Task requirements:
Report each line from the records where the string "true" turns up.

Given entries:
----------
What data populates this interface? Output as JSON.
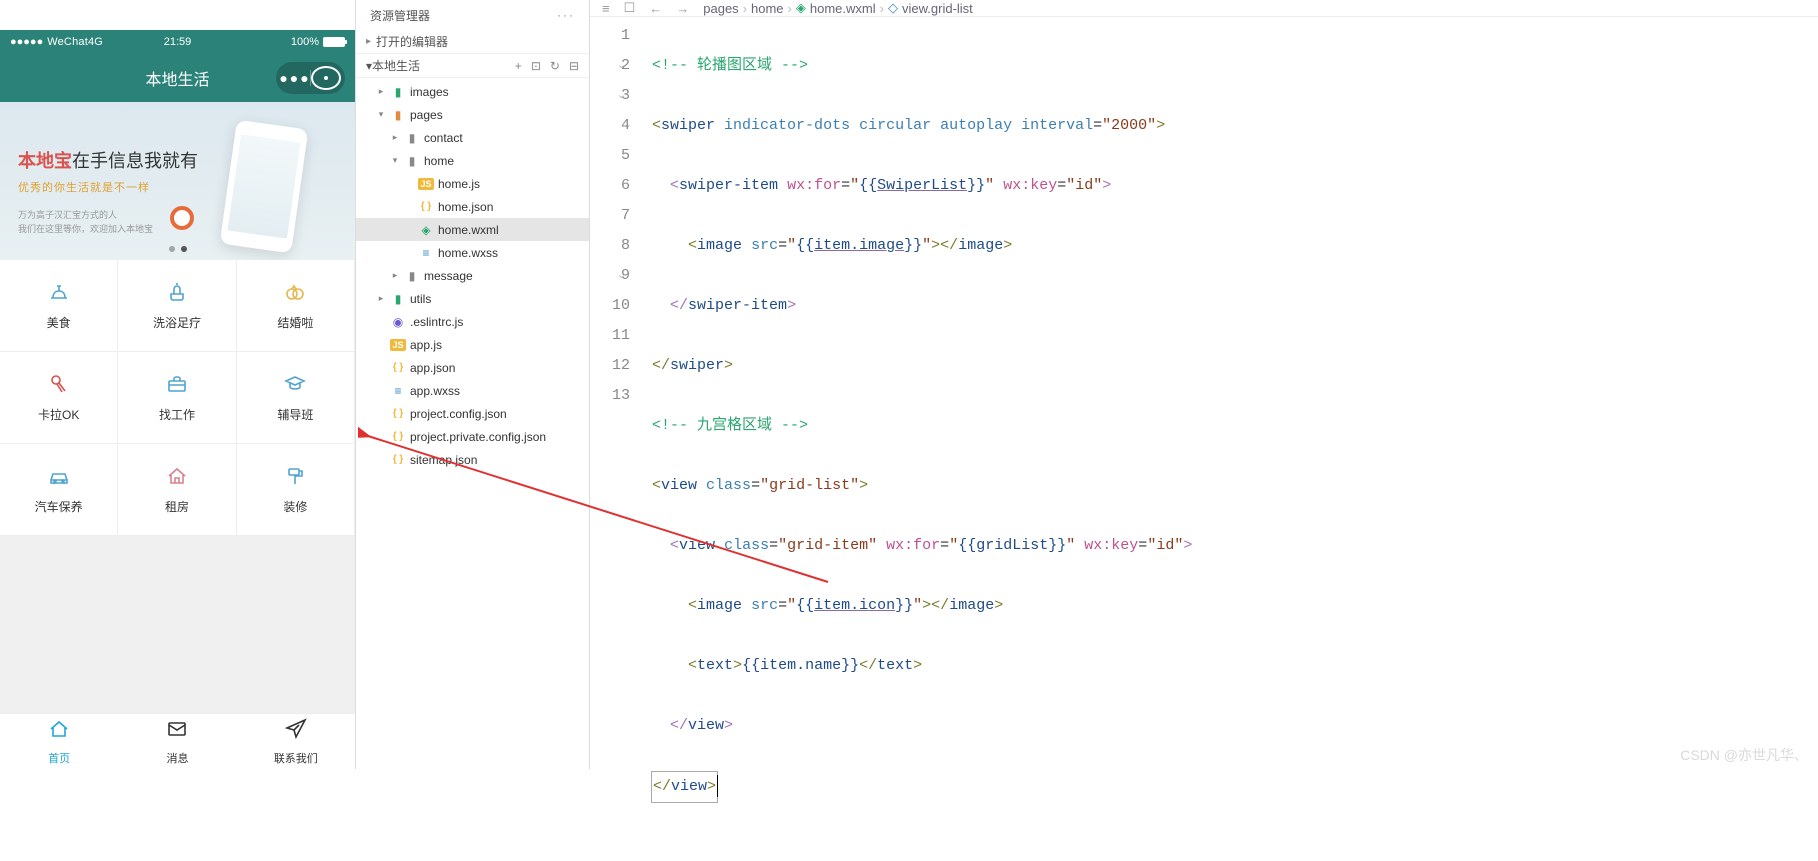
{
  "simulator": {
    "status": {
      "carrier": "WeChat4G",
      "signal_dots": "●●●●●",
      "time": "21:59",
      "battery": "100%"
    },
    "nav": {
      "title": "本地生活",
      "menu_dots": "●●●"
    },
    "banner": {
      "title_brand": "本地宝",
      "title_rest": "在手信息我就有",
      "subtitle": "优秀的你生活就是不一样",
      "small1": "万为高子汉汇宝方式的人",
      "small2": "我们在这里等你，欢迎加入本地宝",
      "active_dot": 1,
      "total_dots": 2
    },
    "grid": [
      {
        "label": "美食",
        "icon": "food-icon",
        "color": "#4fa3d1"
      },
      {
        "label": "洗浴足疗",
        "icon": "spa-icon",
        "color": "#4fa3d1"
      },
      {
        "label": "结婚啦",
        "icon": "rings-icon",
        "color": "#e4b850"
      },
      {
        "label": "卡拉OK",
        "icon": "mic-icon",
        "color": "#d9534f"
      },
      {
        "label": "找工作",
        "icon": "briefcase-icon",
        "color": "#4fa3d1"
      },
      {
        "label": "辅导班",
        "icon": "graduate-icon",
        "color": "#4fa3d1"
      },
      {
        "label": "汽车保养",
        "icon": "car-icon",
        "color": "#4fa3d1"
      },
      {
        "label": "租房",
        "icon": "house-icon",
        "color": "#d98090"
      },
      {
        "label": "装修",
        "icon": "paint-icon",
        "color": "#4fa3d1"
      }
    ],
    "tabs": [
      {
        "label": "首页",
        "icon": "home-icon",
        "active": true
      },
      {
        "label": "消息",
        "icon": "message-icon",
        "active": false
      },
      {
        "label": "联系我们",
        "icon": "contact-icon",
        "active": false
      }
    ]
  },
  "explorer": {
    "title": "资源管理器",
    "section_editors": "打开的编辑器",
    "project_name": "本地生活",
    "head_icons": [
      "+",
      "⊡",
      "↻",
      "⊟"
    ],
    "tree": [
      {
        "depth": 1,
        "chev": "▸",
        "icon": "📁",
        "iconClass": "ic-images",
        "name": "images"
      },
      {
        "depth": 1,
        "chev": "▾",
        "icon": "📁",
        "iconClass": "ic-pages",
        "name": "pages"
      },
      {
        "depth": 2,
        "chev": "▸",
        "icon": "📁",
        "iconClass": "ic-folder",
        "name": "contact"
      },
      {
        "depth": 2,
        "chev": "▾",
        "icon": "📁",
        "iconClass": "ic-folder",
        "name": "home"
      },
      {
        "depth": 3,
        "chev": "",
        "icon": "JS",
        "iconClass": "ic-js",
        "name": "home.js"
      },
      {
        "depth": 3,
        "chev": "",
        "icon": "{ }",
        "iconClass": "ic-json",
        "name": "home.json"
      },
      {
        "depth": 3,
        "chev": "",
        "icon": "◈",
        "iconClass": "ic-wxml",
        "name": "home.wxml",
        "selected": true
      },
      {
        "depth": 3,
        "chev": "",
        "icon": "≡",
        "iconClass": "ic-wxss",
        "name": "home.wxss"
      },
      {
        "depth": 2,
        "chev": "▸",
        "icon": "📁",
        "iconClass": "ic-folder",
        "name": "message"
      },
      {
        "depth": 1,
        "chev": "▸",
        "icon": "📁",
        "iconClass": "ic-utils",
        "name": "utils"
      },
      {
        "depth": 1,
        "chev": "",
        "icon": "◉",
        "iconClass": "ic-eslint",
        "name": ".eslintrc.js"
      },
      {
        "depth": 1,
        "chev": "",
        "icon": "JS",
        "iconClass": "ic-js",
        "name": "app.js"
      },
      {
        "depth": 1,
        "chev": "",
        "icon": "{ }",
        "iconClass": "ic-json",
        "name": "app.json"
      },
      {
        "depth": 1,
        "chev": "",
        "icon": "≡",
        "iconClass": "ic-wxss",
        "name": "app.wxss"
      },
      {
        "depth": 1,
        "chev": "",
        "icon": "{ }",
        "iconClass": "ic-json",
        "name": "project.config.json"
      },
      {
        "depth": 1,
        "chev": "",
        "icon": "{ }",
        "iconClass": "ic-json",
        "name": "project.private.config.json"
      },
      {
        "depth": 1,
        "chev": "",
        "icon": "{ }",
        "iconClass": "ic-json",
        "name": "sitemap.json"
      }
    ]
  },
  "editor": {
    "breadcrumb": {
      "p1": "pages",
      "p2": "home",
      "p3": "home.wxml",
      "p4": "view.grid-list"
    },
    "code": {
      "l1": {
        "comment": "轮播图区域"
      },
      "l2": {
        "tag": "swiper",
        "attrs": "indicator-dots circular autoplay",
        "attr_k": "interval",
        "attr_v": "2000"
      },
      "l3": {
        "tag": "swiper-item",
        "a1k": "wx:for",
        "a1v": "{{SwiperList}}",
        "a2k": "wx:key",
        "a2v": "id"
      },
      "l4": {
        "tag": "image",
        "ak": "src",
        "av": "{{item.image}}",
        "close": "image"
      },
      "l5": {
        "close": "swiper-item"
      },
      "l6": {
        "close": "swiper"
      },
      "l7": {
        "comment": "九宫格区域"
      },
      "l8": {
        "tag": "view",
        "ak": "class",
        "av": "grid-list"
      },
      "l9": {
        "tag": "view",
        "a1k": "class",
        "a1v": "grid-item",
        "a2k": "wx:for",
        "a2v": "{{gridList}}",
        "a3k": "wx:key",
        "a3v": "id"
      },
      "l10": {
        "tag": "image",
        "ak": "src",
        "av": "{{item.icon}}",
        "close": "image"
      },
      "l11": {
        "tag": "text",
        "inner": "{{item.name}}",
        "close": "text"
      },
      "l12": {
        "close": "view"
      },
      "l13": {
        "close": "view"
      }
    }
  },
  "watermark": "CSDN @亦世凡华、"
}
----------
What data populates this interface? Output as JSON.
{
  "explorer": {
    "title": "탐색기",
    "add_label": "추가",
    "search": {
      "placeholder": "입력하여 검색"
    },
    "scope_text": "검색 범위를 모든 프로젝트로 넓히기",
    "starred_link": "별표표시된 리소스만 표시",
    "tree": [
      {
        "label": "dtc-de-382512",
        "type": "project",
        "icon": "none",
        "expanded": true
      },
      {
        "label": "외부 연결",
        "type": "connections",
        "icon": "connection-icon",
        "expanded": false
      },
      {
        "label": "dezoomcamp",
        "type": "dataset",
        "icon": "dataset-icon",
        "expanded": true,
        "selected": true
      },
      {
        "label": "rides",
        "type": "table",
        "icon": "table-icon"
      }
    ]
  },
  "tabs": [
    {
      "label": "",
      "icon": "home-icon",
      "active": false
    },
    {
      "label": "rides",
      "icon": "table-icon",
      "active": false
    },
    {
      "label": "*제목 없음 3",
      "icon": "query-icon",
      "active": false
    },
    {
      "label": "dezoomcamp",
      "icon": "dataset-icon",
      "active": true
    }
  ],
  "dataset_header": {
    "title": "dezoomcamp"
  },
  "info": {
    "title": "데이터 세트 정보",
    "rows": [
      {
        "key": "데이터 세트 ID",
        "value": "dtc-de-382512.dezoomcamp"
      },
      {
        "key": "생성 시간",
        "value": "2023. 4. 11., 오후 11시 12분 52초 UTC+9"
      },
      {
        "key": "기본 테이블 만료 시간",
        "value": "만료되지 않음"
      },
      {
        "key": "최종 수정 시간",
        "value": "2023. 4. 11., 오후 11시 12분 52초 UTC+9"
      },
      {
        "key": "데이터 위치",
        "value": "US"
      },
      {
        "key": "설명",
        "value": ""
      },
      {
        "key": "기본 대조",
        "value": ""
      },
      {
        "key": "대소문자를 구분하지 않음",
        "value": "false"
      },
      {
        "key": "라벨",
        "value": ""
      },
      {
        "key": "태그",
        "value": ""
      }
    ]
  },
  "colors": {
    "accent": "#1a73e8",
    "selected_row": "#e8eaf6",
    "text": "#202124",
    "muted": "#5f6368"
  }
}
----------
Task output:
        "active": true
        "selected": true
        "expanded": true
        "expanded": true,
        "selected": true
      "active": true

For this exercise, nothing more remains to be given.